An international banker filed a criminal libel claim against a journalist and a photographer as well as the media company they work for. The media company is situated in Portugal and publishes a weekly newspaper printed in Portugal and also owns and maintains websites. The banker filed the libel claim because of an article published in June 2014. The article alleged that the claimant had failed in his governance of the bank and misappropriated millions of dollars. In August 2014, the bank which the claimant was working for collapsed and required a bail out from the central bank in Portugal. This threatened the Portuguese economy and caused huge public concern and anger and was extensively reported on in Portugal.
It was an issue of such importance that the Parliament in Portugal held a Parliamentary inquiry into the causes of the requirement for the bail out. On 18 December 2014 the Claimant gave evidence to the inquiry in the Parliament in Portugal, where he had the chance to make a statement on the accusations. As a result, the public prosecutor in Portugal decided not to pursue the complaint for criminal libel made by the banker, arguing that his reputation was restored due to his statement on the accusations. Therefore, the banker commenced civil proceedings in Portugal and England, where the article in question was published as well. On 30 April 2015 those civil proceedings were discontinued in Portugal, also due to the fact that the Claimant had the possibility to make a statement on the accusations.
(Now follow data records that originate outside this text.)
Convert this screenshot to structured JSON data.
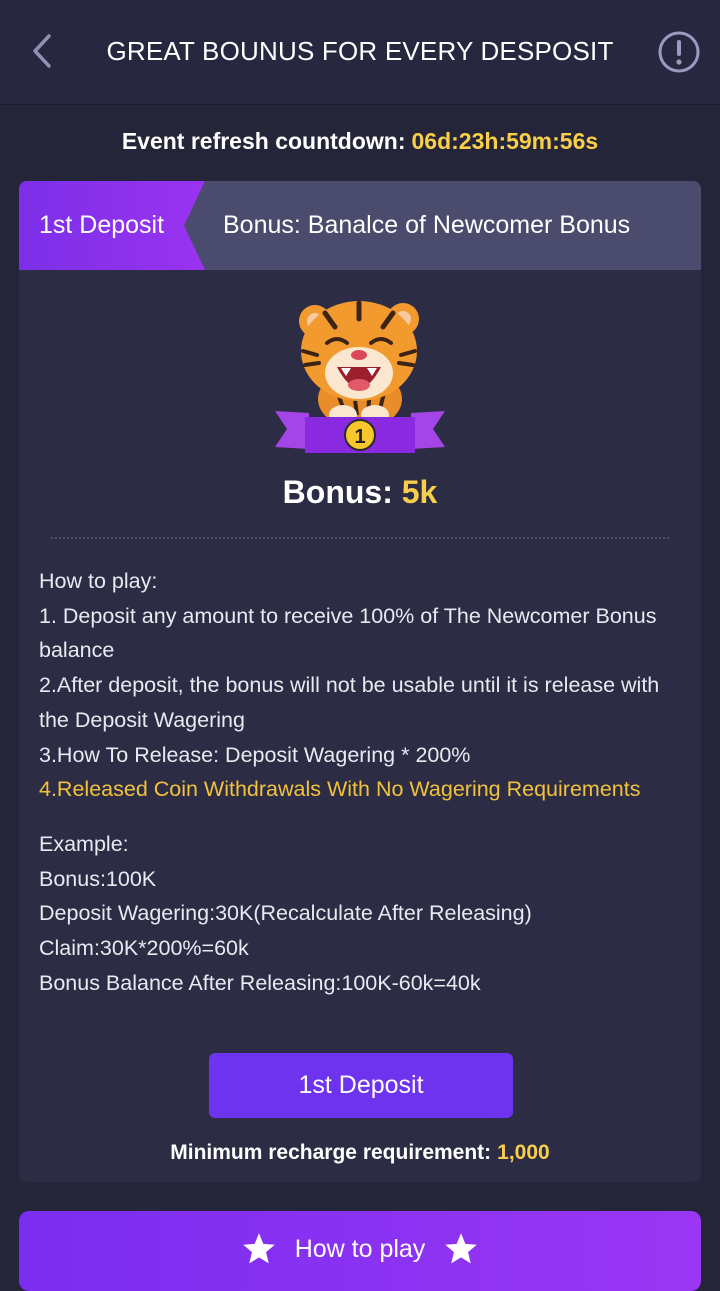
{
  "header": {
    "title": "GREAT BOUNUS FOR EVERY DESPOSIT",
    "back_icon": "chevron-left-icon",
    "info_icon": "exclamation-circle-icon"
  },
  "countdown": {
    "label": "Event refresh countdown:",
    "value": "06d:23h:59m:56s"
  },
  "card": {
    "tab_label": "1st Deposit",
    "tab_description": "Bonus: Banalce of Newcomer Bonus",
    "badge_number": "1",
    "bonus_label": "Bonus:",
    "bonus_amount": "5k",
    "rules": {
      "title": "How to play:",
      "item1": "1. Deposit any amount to receive 100% of The Newcomer Bonus balance",
      "item2": "2.After deposit, the bonus will not be usable until it is release with the Deposit Wagering",
      "item3": "3.How To Release: Deposit Wagering * 200%",
      "item4": "4.Released Coin Withdrawals With No Wagering Requirements"
    },
    "example": {
      "title": "Example:",
      "line1": "Bonus:100K",
      "line2": "Deposit Wagering:30K(Recalculate After Releasing)",
      "line3": "Claim:30K*200%=60k",
      "line4": "Bonus Balance After Releasing:100K-60k=40k"
    },
    "deposit_button": "1st Deposit",
    "min_requirement_label": "Minimum recharge requirement:",
    "min_requirement_value": "1,000"
  },
  "footer": {
    "how_to_play_button": "How to play",
    "star_icon": "star-icon"
  },
  "colors": {
    "background": "#25253a",
    "card": "#2c2c45",
    "accent_purple": "#6d33ee",
    "highlight_gold": "#f9cf4a"
  }
}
Due to these circumstances the High Court of Justice concluded that the pursuit of the proceedings in England “was not worth the candle and is a Jameel abuse of process.” That means that the advantage to be gained from hearing the case would be so slight that it was not worth the time and expense involved to bring it to court, as in the test case Jameel vs Dow Jones 2005.
The banker’s reputation had been so effectively restored by the reporting of the Parliamentary inquiry in Portugal that it was no longer worth the time, effort and expense of pursuing proceedings in Portugal, and because coverage by the Portuguese media is available in England and Wales to about the same extent that the publication of the original article was available in England and Wales. In the Court’s opinion the plaintiff was unable to explain why the restoring of his reputation in Portugal, which had been sufficient to cause him to drop the proceedings in Portugal, had not been sufficient to satisfy him in England and Wales.